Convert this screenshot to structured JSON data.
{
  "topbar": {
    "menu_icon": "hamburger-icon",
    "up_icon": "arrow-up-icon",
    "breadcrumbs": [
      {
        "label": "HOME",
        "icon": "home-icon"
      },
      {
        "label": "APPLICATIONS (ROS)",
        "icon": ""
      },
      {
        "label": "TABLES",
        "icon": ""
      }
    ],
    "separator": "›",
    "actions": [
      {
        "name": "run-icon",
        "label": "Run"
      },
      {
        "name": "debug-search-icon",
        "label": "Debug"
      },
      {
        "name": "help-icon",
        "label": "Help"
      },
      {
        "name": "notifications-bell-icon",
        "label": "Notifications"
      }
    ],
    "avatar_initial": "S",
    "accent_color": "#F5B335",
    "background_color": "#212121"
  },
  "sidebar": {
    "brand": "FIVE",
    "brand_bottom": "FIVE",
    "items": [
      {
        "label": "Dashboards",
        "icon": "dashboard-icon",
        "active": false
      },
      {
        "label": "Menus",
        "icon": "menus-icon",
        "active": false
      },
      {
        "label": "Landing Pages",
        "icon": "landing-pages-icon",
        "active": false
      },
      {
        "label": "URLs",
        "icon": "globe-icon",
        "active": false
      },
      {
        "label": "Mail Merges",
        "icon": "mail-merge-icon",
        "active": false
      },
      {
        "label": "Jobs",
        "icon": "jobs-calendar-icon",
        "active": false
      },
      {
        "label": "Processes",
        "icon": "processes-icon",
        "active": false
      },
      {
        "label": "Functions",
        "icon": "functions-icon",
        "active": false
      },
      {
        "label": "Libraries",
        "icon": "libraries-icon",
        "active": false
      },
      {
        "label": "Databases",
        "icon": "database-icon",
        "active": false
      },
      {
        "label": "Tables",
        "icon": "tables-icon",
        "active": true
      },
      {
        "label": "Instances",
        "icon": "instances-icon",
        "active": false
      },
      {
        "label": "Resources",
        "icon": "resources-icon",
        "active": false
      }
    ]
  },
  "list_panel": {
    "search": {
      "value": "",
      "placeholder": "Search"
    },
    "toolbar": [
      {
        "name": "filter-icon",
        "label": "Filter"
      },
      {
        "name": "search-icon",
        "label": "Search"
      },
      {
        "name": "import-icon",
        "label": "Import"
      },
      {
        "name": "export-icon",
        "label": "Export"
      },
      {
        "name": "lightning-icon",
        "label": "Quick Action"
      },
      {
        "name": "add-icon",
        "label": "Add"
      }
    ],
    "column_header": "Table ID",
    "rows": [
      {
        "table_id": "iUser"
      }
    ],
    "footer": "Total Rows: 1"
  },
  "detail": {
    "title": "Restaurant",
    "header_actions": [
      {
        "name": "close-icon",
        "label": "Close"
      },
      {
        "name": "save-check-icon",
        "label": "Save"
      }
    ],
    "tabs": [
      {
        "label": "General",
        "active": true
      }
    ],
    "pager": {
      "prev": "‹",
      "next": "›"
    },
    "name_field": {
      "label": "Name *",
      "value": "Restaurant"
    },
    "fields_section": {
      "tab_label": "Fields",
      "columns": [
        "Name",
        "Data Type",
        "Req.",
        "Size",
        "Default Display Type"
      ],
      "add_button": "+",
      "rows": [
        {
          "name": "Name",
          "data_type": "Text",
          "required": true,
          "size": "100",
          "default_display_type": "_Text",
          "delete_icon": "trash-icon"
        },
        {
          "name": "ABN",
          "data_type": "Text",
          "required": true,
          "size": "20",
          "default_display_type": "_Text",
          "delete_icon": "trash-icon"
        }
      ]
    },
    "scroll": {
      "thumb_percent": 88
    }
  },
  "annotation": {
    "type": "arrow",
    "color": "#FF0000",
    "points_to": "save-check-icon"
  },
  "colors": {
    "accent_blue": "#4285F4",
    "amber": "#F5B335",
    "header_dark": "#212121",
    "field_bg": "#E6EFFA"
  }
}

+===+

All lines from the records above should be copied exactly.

Convert this screenshot to structured JSON data.
{
  "topbar": {
    "menu_icon": "hamburger-icon",
    "up_icon": "arrow-up-icon",
    "breadcrumbs": [
      {
        "label": "HOME",
        "icon": "home-icon"
      },
      {
        "label": "APPLICATIONS (ROS)",
        "icon": ""
      },
      {
        "label": "TABLES",
        "icon": ""
      }
    ],
    "separator": "›",
    "actions": [
      {
        "name": "run-icon",
        "label": "Run"
      },
      {
        "name": "debug-search-icon",
        "label": "Debug"
      },
      {
        "name": "help-icon",
        "label": "Help"
      },
      {
        "name": "notifications-bell-icon",
        "label": "Notifications"
      }
    ],
    "avatar_initial": "S",
    "accent_color": "#F5B335",
    "background_color": "#212121"
  },
  "sidebar": {
    "brand": "FIVE",
    "brand_bottom": "FIVE",
    "items": [
      {
        "label": "Dashboards",
        "icon": "dashboard-icon",
        "active": false
      },
      {
        "label": "Menus",
        "icon": "menus-icon",
        "active": false
      },
      {
        "label": "Landing Pages",
        "icon": "landing-pages-icon",
        "active": false
      },
      {
        "label": "URLs",
        "icon": "globe-icon",
        "active": false
      },
      {
        "label": "Mail Merges",
        "icon": "mail-merge-icon",
        "active": false
      },
      {
        "label": "Jobs",
        "icon": "jobs-calendar-icon",
        "active": false
      },
      {
        "label": "Processes",
        "icon": "processes-icon",
        "active": false
      },
      {
        "label": "Functions",
        "icon": "functions-icon",
        "active": false
      },
      {
        "label": "Libraries",
        "icon": "libraries-icon",
        "active": false
      },
      {
        "label": "Databases",
        "icon": "database-icon",
        "active": false
      },
      {
        "label": "Tables",
        "icon": "tables-icon",
        "active": true
      },
      {
        "label": "Instances",
        "icon": "instances-icon",
        "active": false
      },
      {
        "label": "Resources",
        "icon": "resources-icon",
        "active": false
      }
    ]
  },
  "list_panel": {
    "search": {
      "value": "",
      "placeholder": "Search"
    },
    "toolbar": [
      {
        "name": "filter-icon",
        "label": "Filter"
      },
      {
        "name": "search-icon",
        "label": "Search"
      },
      {
        "name": "import-icon",
        "label": "Import"
      },
      {
        "name": "export-icon",
        "label": "Export"
      },
      {
        "name": "lightning-icon",
        "label": "Quick Action"
      },
      {
        "name": "add-icon",
        "label": "Add"
      }
    ],
    "column_header": "Table ID",
    "rows": [
      {
        "table_id": "iUser"
      }
    ],
    "footer": "Total Rows: 1"
  },
  "detail": {
    "title": "Restaurant",
    "header_actions": [
      {
        "name": "close-icon",
        "label": "Close"
      },
      {
        "name": "save-check-icon",
        "label": "Save"
      }
    ],
    "tabs": [
      {
        "label": "General",
        "active": true
      }
    ],
    "pager": {
      "prev": "‹",
      "next": "›"
    },
    "name_field": {
      "label": "Name *",
      "value": "Restaurant"
    },
    "fields_section": {
      "tab_label": "Fields",
      "columns": [
        "Name",
        "Data Type",
        "Req.",
        "Size",
        "Default Display Type"
      ],
      "add_button": "+",
      "rows": [
        {
          "name": "Name",
          "data_type": "Text",
          "required": true,
          "size": "100",
          "default_display_type": "_Text",
          "delete_icon": "trash-icon"
        },
        {
          "name": "ABN",
          "data_type": "Text",
          "required": true,
          "size": "20",
          "default_display_type": "_Text",
          "delete_icon": "trash-icon"
        }
      ]
    },
    "scroll": {
      "thumb_percent": 88
    }
  },
  "annotation": {
    "type": "arrow",
    "color": "#FF0000",
    "points_to": "save-check-icon"
  },
  "colors": {
    "accent_blue": "#4285F4",
    "amber": "#F5B335",
    "header_dark": "#212121",
    "field_bg": "#E6EFFA"
  }
}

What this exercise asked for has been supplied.